25 years of PowerPoint. But What Next?
Posted by Brian Kelly on 20 August 2009
PowerPoint was born 25 years ago, on 14 August 1984. An article on the BBC News Magazine, entitled “The problem with PowerPoint” points out that “They’re often boring” and goes on to point out the problems with PowerPoint presentations which are too wordy, make excessive use of bullet points, etc.
The Need For Good Design and Visual Impact
Nothing surprising, you may think. And I too have been bored with such presentations and have been impressed with more visually oriented presentations, in which the design creativity is apparent.
In particular I remember how impressed I was with Alison Wildish’s plenary talk at IWMW 2007 – a talk which was radical, at the time, in the summary of how a relatively new institution (Edge Hill University) was embracing Social Web services to engage with students and potential students.

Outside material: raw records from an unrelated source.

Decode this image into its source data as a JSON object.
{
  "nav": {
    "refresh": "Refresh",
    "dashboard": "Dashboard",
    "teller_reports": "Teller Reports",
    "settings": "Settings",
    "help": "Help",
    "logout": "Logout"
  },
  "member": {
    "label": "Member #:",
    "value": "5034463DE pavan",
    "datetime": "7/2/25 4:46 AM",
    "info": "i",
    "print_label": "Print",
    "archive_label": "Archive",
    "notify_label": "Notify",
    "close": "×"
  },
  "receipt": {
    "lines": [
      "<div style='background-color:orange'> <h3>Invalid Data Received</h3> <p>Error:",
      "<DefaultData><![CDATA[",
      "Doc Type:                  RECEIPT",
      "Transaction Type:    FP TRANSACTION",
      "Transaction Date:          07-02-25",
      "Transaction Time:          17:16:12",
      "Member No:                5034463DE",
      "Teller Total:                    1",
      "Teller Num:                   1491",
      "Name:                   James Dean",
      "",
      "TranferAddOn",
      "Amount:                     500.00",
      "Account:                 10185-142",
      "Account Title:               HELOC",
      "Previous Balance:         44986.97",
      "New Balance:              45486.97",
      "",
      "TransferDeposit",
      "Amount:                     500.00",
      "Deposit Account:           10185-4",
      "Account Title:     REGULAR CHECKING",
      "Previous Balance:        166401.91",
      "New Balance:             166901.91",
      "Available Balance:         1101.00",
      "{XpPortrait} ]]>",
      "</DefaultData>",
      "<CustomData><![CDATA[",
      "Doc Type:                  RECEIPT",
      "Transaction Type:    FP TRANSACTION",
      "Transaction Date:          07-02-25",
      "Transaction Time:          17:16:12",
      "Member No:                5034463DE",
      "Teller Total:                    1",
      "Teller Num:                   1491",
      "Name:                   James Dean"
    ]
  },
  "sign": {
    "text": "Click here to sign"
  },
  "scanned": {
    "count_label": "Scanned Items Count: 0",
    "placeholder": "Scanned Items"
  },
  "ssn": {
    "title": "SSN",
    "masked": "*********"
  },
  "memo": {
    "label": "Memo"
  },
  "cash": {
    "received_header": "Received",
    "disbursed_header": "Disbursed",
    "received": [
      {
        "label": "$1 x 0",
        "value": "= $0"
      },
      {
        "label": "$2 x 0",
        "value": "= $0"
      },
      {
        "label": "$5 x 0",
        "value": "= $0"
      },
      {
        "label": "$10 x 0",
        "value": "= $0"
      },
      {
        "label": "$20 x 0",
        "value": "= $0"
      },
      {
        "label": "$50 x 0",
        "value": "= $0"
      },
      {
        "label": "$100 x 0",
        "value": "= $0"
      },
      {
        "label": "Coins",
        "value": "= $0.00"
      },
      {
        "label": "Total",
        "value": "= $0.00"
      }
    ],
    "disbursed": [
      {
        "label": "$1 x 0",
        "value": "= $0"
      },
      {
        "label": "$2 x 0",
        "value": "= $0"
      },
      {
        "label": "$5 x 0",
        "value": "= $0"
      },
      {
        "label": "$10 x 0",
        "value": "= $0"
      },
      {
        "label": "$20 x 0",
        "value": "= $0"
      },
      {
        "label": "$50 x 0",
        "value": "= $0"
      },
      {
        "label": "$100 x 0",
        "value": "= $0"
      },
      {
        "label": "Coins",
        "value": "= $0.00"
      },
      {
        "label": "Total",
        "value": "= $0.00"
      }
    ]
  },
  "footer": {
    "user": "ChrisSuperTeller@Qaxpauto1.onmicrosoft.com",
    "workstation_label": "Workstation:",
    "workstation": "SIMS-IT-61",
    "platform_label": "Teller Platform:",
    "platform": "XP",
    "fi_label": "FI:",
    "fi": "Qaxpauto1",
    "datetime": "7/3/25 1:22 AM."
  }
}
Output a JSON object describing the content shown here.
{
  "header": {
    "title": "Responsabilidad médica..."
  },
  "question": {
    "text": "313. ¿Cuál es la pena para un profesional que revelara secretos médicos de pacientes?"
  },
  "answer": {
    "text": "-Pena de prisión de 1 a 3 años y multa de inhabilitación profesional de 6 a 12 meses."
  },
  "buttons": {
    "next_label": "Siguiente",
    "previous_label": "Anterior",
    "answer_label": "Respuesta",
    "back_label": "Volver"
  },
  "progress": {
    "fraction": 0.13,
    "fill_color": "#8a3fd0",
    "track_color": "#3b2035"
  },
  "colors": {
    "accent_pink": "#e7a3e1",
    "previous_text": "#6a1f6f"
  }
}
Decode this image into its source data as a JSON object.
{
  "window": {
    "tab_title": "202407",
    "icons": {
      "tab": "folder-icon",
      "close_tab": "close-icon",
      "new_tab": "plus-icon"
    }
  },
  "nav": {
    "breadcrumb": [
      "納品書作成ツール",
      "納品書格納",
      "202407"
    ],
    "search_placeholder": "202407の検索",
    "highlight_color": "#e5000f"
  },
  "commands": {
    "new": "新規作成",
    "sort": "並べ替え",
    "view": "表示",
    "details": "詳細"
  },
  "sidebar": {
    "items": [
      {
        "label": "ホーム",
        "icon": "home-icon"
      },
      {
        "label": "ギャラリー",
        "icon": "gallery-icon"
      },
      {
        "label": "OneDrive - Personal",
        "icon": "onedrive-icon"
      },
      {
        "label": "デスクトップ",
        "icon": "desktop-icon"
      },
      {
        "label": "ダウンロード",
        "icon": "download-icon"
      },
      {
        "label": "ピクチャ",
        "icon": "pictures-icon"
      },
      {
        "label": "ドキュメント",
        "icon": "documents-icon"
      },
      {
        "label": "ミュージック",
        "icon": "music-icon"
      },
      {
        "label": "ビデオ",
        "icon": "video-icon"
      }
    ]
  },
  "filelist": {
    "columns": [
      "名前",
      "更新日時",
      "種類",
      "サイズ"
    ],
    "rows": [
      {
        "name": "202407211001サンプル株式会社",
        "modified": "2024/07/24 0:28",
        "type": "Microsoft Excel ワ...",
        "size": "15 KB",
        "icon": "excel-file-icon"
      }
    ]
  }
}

The accompanying slides were also visually impressive, with each slide having its own visual identity and some of the slides challenging the assumptions that a speaker from a marketing background would invariably promote their own institution.
As someone who gives a lot of talks my slides should be more like Alison’s, I can remember thinking at the time. I should ditch the UKOLN template and make the individual slides distinctive, as Alison did. And I should reduce the amount of text on the slides, leaving it to my memory, or the accompanying speaker notes, to provide the details of what I will say in my talks.
An Alternative View
But whilst I’ll acknowledge the impact that good design and visual diversity can have on an audience I do wonder whether the points made in the BBC article start to become slightly less relevant in the environment I increasingly work in, in which ‘amplified conferences’ will be built around the speakers and their slides but the audience may not be physically present in the lecture theatre but viewing the talks on a video streaming service or accessing the slides after the event is over.
UKOLN’s recent IWMW 2009 event was one such amplified event. And for this event we sought to treat the remote audience watching the video stream as first class participants, providing access to the plenary speaker’s slides using Slideshare, as well as using various social media services, such as Twitter to encourage discussions, etc. Liz Azyan, in a blog post entitled “Iwmw2009: The Good, The Bad And The Ugly…“, picked up on the importance of this approach:
“Let’s talk a bit about some of the stuff I liked about the conference…
There were alot of things that this conference did get right in terms of using social media to fully aggregate the workshops content effectively online. Check out how #iwmw2009 came alive online and created real-time conversations and feedback …
- Slideshare of all presentation slides (Excellent!) – I always find myself needing to ask for these at events and often take a long time to become available. So, well done!“
In a follow-up post Liz, in a report on the opening session at the event, embedded the slides from the two opening talks, thus illustrating how such slides can now be decoupled from their use in the live presentation.
I personally am finding larger numbers of people seem to access to my slides on Slideshare than are present when I give the live presentation. Looking at the statistics I notice that a the slides for a talk on “Introduction To Facebook: Opportunities and Challenges For The Institution“, which was given to a small number (less than 20) of staff at Bath University has been viewed 10,900 times.
Who, then, is my main audience? Should I seek to treat the remote audience on par with the live audience? And if I do wish to do this, will it (should it) have any relevance to the design of the slides? Perhaps for the remote audience, there should be a greater emphasis placed on the informational content, whereas for the live audience the emphasis may be on engaging with the audience?
And does a personal visual appearance for slides possibly make it difficult for the slides to be reused? For a number of years I have provided a Creative Commons licence for my slides, and have welcomed their reuse. But if they were less neutral in the appearance and contained less content, would this detract from their potential for reuse?
Or are these just excuses for my lack of design skills!?